Action item:
Set down, exactly as they stand, the lines from the one containing "Enumerate this screenshot's" through the last line of the records below, leaving every picture out.

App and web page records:
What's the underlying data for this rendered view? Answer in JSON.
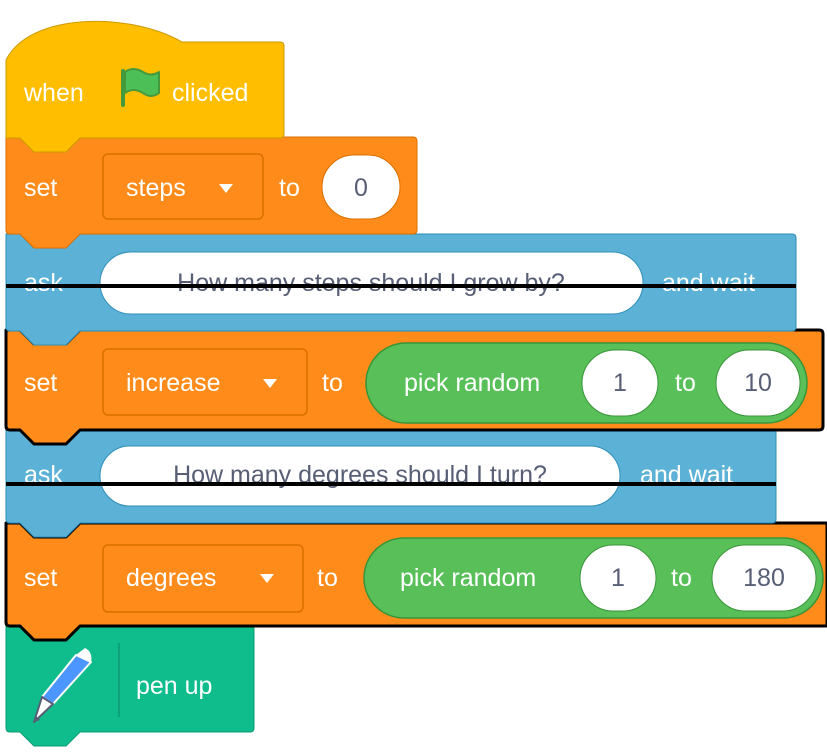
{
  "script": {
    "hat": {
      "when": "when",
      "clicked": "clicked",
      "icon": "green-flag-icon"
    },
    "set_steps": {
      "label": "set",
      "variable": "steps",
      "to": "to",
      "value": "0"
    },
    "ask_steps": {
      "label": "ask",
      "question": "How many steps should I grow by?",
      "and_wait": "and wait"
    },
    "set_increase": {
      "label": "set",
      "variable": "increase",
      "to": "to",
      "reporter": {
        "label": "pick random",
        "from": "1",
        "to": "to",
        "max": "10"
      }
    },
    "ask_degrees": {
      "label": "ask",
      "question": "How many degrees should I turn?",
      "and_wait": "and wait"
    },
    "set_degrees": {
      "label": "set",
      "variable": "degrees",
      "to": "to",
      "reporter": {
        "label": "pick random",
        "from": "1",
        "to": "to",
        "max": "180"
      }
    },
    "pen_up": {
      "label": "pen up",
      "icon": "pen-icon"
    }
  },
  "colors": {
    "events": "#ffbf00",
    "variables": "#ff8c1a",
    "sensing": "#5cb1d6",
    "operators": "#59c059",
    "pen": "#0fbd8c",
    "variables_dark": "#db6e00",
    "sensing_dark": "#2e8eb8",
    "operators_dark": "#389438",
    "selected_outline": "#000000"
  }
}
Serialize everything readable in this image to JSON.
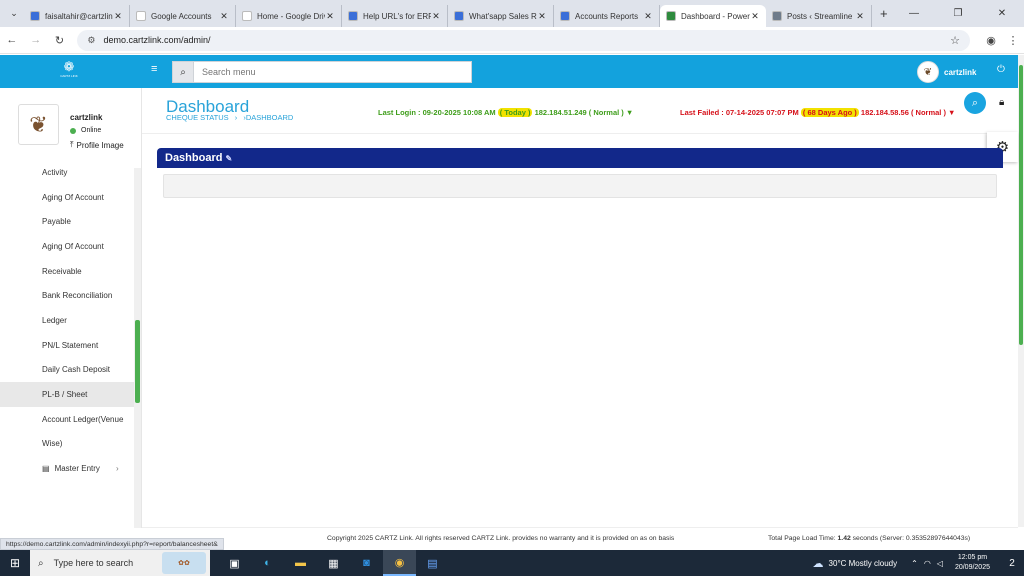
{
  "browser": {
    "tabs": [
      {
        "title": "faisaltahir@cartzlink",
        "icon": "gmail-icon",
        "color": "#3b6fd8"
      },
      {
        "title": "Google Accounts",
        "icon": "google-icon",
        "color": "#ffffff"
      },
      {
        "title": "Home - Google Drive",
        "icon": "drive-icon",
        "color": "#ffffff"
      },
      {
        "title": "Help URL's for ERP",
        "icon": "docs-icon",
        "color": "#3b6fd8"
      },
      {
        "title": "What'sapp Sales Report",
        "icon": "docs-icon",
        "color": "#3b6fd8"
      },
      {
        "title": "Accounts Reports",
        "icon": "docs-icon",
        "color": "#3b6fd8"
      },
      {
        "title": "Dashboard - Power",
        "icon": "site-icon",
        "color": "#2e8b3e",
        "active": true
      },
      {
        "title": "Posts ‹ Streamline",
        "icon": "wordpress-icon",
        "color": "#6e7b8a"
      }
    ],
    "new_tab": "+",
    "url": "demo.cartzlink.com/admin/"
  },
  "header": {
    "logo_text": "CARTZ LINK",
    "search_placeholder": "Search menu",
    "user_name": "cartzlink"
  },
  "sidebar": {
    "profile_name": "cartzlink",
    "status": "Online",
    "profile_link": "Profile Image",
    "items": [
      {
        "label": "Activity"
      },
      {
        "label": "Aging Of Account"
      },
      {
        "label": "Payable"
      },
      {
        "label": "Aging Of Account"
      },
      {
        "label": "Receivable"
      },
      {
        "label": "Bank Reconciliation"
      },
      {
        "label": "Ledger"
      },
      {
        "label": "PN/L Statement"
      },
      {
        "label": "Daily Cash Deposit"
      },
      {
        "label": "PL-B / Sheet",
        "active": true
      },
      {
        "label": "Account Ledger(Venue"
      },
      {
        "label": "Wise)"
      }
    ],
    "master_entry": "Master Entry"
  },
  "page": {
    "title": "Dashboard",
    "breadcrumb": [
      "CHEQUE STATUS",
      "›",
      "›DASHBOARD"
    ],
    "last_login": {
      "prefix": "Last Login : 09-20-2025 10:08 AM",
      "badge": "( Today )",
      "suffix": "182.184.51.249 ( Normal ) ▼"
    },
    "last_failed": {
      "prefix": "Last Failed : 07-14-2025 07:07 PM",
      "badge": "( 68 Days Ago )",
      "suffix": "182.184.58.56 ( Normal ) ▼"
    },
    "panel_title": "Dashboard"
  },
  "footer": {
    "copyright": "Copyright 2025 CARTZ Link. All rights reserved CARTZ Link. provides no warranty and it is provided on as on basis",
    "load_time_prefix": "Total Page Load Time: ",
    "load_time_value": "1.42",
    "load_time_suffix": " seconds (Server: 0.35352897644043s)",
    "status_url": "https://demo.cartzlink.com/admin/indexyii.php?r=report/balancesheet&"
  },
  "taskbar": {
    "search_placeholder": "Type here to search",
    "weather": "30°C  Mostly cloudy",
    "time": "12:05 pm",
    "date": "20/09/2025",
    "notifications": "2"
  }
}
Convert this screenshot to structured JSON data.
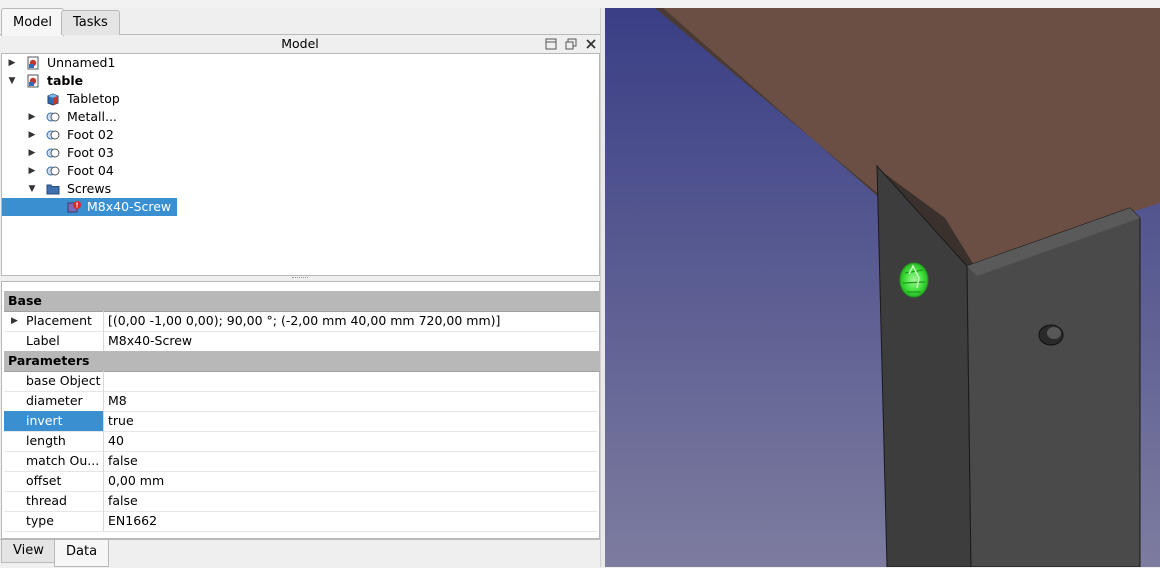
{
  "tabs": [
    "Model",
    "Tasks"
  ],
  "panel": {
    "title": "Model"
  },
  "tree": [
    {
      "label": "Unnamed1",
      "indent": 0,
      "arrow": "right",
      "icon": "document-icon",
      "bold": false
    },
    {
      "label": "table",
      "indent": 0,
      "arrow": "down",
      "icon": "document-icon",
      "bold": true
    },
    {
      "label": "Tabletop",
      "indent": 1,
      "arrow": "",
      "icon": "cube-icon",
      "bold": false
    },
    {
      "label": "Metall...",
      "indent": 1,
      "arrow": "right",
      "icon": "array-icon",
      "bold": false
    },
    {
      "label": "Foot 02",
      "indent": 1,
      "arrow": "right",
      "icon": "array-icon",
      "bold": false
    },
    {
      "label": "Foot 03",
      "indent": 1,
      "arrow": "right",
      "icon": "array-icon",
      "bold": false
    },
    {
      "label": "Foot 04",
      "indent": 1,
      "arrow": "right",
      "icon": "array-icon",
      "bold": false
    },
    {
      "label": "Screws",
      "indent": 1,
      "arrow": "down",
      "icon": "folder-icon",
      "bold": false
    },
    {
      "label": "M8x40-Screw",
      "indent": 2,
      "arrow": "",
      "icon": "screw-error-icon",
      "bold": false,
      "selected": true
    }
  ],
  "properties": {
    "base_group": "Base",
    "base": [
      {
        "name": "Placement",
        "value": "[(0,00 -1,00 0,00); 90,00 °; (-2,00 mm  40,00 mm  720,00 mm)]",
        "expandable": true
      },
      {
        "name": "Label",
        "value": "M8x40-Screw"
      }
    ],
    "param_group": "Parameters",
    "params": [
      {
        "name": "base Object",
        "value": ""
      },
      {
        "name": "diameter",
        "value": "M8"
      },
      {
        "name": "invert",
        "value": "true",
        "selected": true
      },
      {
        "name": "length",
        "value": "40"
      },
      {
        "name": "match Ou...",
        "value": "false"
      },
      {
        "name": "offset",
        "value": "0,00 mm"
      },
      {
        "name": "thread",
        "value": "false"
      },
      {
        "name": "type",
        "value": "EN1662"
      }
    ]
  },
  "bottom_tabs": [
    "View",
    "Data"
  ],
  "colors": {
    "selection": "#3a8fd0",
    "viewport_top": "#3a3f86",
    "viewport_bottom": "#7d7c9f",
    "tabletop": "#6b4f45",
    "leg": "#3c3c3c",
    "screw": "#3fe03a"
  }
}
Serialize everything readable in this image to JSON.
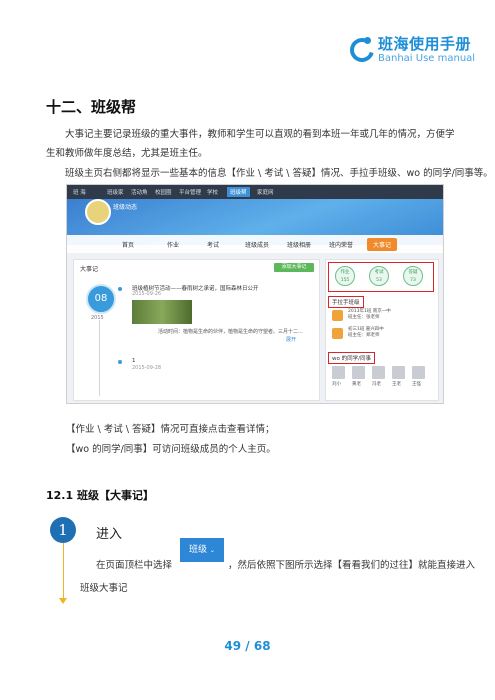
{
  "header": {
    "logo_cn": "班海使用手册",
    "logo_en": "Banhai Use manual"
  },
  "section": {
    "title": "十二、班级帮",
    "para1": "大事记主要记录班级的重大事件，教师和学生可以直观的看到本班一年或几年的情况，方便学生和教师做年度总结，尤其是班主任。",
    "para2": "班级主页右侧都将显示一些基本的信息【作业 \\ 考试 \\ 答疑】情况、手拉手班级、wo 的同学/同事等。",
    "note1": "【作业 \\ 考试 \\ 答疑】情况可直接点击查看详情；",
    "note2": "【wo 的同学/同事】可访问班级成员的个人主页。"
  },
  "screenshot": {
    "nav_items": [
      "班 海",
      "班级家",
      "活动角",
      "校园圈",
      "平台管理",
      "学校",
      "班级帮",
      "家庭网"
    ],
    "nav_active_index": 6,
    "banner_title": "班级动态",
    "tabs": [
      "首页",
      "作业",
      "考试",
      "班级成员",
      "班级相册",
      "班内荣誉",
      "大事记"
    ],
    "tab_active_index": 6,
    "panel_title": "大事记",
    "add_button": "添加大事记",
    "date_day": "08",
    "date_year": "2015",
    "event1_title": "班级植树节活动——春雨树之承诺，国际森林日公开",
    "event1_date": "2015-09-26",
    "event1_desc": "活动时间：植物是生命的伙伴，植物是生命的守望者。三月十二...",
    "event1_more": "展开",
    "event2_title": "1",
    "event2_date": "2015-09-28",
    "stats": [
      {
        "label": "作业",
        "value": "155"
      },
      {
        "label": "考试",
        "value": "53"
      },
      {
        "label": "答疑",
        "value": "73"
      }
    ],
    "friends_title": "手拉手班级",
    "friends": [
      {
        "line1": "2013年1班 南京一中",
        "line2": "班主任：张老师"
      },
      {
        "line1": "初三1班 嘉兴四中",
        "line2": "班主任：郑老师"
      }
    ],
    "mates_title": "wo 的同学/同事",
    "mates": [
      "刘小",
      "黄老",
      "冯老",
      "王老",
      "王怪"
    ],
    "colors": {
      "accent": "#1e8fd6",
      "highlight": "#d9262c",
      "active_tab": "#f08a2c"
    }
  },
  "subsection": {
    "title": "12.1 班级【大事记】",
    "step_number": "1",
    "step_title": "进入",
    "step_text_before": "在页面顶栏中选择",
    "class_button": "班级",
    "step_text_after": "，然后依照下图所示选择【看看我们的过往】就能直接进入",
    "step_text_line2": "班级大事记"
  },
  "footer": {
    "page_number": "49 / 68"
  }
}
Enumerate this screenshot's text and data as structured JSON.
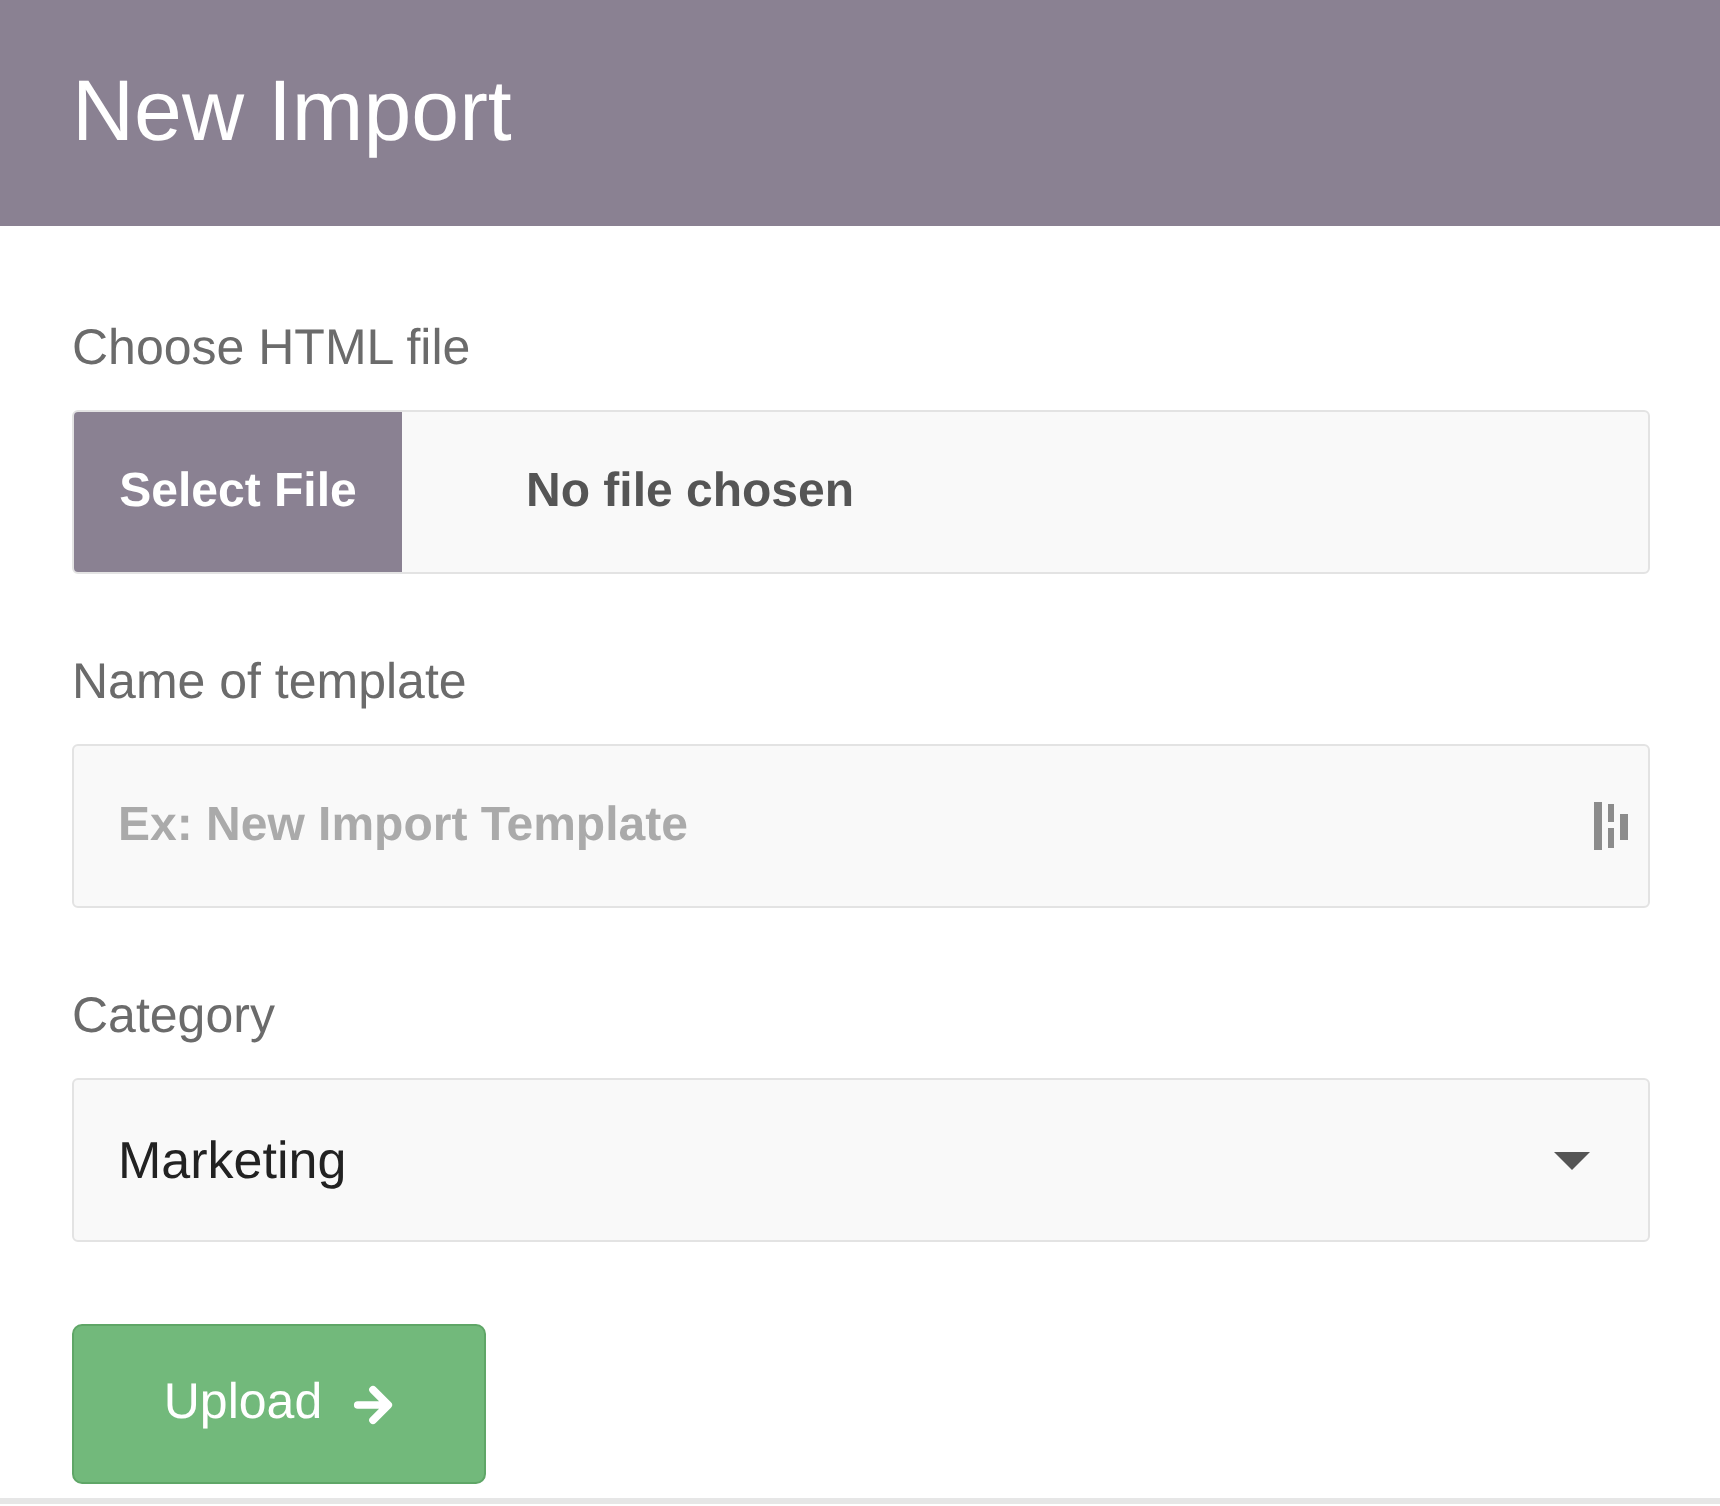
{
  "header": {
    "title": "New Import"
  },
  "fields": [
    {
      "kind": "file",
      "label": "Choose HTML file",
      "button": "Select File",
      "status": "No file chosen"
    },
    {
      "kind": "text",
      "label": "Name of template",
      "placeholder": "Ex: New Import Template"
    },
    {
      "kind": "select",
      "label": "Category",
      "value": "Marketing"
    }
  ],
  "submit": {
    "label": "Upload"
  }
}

Exercise solution:
Enumerate this screenshot's text and data as structured JSON.
{
  "header": {
    "title": "New Import"
  },
  "fields": [
    {
      "kind": "file",
      "label": "Choose HTML file",
      "button": "Select File",
      "status": "No file chosen"
    },
    {
      "kind": "text",
      "label": "Name of template",
      "placeholder": "Ex: New Import Template"
    },
    {
      "kind": "select",
      "label": "Category",
      "value": "Marketing"
    }
  ],
  "submit": {
    "label": "Upload"
  }
}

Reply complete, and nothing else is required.